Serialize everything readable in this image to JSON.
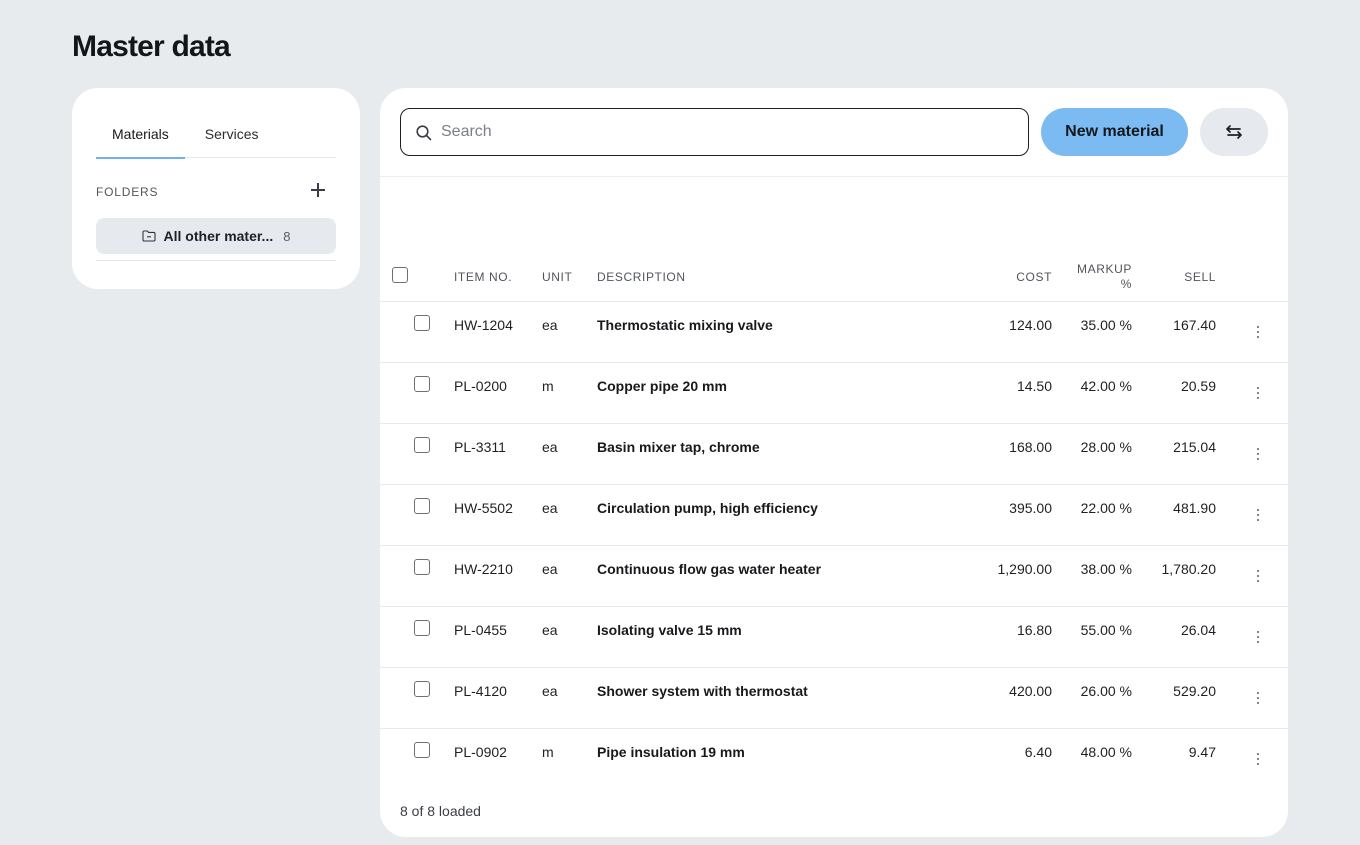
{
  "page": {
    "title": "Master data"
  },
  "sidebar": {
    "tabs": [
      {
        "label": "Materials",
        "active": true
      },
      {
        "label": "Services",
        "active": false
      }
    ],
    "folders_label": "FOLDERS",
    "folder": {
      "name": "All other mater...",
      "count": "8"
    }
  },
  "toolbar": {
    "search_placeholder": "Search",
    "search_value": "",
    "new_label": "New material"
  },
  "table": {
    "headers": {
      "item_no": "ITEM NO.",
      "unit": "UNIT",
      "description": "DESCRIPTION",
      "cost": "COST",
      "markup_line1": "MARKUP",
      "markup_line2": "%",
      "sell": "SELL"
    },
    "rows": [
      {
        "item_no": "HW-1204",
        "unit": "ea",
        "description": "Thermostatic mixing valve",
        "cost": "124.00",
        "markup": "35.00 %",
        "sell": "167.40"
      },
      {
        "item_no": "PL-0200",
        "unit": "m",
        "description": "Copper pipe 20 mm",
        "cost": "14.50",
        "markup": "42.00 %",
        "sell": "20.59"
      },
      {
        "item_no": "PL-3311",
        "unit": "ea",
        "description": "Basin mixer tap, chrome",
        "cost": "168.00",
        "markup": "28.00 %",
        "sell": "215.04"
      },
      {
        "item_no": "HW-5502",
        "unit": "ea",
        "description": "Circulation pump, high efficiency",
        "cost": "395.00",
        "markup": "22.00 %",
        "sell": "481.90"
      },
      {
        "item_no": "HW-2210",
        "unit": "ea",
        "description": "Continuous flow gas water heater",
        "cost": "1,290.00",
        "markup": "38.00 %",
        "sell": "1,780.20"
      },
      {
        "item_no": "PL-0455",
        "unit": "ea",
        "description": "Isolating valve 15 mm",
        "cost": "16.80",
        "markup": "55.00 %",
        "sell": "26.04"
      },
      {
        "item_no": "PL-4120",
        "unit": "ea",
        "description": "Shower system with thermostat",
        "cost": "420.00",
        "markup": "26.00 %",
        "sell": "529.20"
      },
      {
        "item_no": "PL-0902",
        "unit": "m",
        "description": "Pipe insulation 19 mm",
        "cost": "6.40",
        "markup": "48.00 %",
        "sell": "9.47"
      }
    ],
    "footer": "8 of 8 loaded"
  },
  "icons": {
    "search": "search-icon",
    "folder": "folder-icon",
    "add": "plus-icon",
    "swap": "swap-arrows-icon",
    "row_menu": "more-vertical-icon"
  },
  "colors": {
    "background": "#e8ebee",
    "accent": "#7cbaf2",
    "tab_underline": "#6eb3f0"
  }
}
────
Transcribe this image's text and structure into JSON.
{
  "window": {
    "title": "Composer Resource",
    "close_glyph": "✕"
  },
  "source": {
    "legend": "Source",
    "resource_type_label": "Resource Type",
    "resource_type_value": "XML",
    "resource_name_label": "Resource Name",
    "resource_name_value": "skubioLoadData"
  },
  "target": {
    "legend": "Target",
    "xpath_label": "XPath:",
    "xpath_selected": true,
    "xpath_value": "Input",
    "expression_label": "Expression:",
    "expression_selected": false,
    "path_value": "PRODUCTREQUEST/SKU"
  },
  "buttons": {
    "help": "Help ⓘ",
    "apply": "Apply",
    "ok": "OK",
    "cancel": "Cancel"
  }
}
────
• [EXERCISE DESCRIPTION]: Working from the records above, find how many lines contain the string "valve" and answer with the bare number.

• [YOUR SOLUTION]: 2